> _EXTRACTED INFORMATION_
######
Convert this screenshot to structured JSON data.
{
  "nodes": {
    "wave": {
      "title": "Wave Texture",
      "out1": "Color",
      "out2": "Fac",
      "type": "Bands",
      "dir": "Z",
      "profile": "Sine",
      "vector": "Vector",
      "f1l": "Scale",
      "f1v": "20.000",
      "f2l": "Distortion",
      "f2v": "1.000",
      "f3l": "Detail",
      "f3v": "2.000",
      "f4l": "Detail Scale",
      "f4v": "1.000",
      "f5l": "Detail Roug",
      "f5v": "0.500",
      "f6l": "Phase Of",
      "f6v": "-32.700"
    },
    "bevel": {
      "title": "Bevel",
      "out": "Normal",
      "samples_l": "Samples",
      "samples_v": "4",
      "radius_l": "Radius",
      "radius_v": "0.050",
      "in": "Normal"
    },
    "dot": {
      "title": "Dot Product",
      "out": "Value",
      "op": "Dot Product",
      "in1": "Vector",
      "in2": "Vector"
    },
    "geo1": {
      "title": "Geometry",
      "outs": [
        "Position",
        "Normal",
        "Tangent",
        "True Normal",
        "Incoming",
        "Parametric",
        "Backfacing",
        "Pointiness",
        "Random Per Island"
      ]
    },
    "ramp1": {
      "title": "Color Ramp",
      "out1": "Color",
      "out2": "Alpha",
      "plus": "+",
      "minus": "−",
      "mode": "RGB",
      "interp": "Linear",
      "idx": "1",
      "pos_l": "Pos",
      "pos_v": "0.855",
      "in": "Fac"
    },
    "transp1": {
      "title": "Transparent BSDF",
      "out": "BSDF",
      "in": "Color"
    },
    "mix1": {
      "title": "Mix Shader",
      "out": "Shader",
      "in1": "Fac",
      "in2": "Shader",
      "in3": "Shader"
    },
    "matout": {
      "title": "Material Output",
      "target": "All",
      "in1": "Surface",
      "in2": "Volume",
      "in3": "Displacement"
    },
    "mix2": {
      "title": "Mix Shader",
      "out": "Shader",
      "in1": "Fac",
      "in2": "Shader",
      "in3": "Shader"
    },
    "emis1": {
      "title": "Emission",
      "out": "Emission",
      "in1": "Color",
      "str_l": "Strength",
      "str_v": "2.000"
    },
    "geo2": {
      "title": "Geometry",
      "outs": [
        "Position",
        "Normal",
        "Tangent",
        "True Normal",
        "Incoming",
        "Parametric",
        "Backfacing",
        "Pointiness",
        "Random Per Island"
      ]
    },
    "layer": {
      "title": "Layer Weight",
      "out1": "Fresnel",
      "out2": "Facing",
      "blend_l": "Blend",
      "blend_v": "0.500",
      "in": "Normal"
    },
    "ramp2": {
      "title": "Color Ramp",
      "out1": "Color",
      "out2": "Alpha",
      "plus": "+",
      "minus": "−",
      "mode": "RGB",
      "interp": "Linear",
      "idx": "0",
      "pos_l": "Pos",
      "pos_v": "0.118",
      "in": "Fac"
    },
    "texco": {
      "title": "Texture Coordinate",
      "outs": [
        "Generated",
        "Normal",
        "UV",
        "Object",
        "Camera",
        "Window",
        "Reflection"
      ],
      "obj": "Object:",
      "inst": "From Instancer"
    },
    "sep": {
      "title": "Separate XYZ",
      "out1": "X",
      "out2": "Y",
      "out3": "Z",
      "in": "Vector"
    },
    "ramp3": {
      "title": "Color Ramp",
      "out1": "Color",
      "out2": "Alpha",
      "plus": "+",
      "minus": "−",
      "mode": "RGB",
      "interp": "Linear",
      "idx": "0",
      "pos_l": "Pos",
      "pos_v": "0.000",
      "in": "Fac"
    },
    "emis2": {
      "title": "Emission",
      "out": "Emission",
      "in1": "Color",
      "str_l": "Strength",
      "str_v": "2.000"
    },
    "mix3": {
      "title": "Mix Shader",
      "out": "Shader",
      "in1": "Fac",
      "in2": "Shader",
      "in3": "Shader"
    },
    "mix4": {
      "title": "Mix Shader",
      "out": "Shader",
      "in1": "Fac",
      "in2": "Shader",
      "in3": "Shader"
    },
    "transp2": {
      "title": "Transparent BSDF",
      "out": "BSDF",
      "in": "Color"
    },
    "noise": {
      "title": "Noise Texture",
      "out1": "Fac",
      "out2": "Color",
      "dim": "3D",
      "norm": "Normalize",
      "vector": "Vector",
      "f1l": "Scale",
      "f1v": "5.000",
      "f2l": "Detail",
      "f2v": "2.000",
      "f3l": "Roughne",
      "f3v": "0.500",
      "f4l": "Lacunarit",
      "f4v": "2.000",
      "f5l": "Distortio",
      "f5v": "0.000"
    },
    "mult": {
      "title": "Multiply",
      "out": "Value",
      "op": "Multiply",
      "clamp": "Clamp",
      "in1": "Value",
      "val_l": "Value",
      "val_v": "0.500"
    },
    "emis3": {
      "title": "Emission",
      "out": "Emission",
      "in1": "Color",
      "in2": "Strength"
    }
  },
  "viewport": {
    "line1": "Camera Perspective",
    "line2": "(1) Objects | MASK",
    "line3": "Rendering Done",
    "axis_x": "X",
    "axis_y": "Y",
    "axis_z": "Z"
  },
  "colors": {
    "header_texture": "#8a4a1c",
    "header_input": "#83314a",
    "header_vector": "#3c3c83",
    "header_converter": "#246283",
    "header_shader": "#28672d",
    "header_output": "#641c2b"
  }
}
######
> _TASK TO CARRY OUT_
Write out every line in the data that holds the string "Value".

> _ANSWER SPACE_
      "out": "Value",
      "out": "Value",
      "in1": "Value",
      "val_l": "Value",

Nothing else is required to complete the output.